┌────────

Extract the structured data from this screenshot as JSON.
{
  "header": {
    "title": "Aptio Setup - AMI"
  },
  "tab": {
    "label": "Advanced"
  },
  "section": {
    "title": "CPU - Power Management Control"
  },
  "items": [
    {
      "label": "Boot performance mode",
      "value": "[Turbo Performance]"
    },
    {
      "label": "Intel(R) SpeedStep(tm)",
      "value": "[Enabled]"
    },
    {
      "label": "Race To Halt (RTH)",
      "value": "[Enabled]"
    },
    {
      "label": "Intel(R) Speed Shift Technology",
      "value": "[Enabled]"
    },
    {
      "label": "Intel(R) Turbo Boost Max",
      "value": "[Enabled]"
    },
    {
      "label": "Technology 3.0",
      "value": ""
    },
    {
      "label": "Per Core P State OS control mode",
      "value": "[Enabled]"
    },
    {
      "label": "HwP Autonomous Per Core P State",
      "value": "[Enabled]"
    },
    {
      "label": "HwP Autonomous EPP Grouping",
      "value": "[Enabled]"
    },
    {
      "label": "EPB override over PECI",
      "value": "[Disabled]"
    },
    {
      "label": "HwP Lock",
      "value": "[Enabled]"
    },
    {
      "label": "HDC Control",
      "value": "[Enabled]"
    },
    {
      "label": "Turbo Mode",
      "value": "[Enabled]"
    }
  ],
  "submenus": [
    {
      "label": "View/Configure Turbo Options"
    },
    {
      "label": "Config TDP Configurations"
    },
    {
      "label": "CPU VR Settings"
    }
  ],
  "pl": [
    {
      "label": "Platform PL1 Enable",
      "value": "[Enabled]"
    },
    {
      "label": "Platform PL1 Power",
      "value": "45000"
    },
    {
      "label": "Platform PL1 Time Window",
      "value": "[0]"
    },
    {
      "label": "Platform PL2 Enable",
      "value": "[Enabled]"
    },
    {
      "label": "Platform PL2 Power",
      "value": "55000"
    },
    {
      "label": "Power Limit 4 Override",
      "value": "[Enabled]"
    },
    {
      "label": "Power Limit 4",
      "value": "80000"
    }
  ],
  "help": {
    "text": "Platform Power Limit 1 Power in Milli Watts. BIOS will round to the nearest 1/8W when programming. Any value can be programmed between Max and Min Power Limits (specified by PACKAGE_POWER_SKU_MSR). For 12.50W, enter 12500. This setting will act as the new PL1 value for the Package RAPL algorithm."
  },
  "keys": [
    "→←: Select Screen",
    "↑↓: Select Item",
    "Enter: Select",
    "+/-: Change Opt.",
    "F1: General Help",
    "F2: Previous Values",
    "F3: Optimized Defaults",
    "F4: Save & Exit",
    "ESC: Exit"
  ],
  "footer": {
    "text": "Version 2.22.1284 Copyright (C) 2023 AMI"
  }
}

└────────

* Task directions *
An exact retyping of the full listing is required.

* Solution for this exercise *
Extract the structured data from this screenshot as JSON.
{
  "header": {
    "title": "Aptio Setup - AMI"
  },
  "tab": {
    "label": "Advanced"
  },
  "section": {
    "title": "CPU - Power Management Control"
  },
  "items": [
    {
      "label": "Boot performance mode",
      "value": "[Turbo Performance]"
    },
    {
      "label": "Intel(R) SpeedStep(tm)",
      "value": "[Enabled]"
    },
    {
      "label": "Race To Halt (RTH)",
      "value": "[Enabled]"
    },
    {
      "label": "Intel(R) Speed Shift Technology",
      "value": "[Enabled]"
    },
    {
      "label": "Intel(R) Turbo Boost Max",
      "value": "[Enabled]"
    },
    {
      "label": "Technology 3.0",
      "value": ""
    },
    {
      "label": "Per Core P State OS control mode",
      "value": "[Enabled]"
    },
    {
      "label": "HwP Autonomous Per Core P State",
      "value": "[Enabled]"
    },
    {
      "label": "HwP Autonomous EPP Grouping",
      "value": "[Enabled]"
    },
    {
      "label": "EPB override over PECI",
      "value": "[Disabled]"
    },
    {
      "label": "HwP Lock",
      "value": "[Enabled]"
    },
    {
      "label": "HDC Control",
      "value": "[Enabled]"
    },
    {
      "label": "Turbo Mode",
      "value": "[Enabled]"
    }
  ],
  "submenus": [
    {
      "label": "View/Configure Turbo Options"
    },
    {
      "label": "Config TDP Configurations"
    },
    {
      "label": "CPU VR Settings"
    }
  ],
  "pl": [
    {
      "label": "Platform PL1 Enable",
      "value": "[Enabled]"
    },
    {
      "label": "Platform PL1 Power",
      "value": "45000"
    },
    {
      "label": "Platform PL1 Time Window",
      "value": "[0]"
    },
    {
      "label": "Platform PL2 Enable",
      "value": "[Enabled]"
    },
    {
      "label": "Platform PL2 Power",
      "value": "55000"
    },
    {
      "label": "Power Limit 4 Override",
      "value": "[Enabled]"
    },
    {
      "label": "Power Limit 4",
      "value": "80000"
    }
  ],
  "help": {
    "text": "Platform Power Limit 1 Power in Milli Watts. BIOS will round to the nearest 1/8W when programming. Any value can be programmed between Max and Min Power Limits (specified by PACKAGE_POWER_SKU_MSR). For 12.50W, enter 12500. This setting will act as the new PL1 value for the Package RAPL algorithm."
  },
  "keys": [
    "→←: Select Screen",
    "↑↓: Select Item",
    "Enter: Select",
    "+/-: Change Opt.",
    "F1: General Help",
    "F2: Previous Values",
    "F3: Optimized Defaults",
    "F4: Save & Exit",
    "ESC: Exit"
  ],
  "footer": {
    "text": "Version 2.22.1284 Copyright (C) 2023 AMI"
  }
}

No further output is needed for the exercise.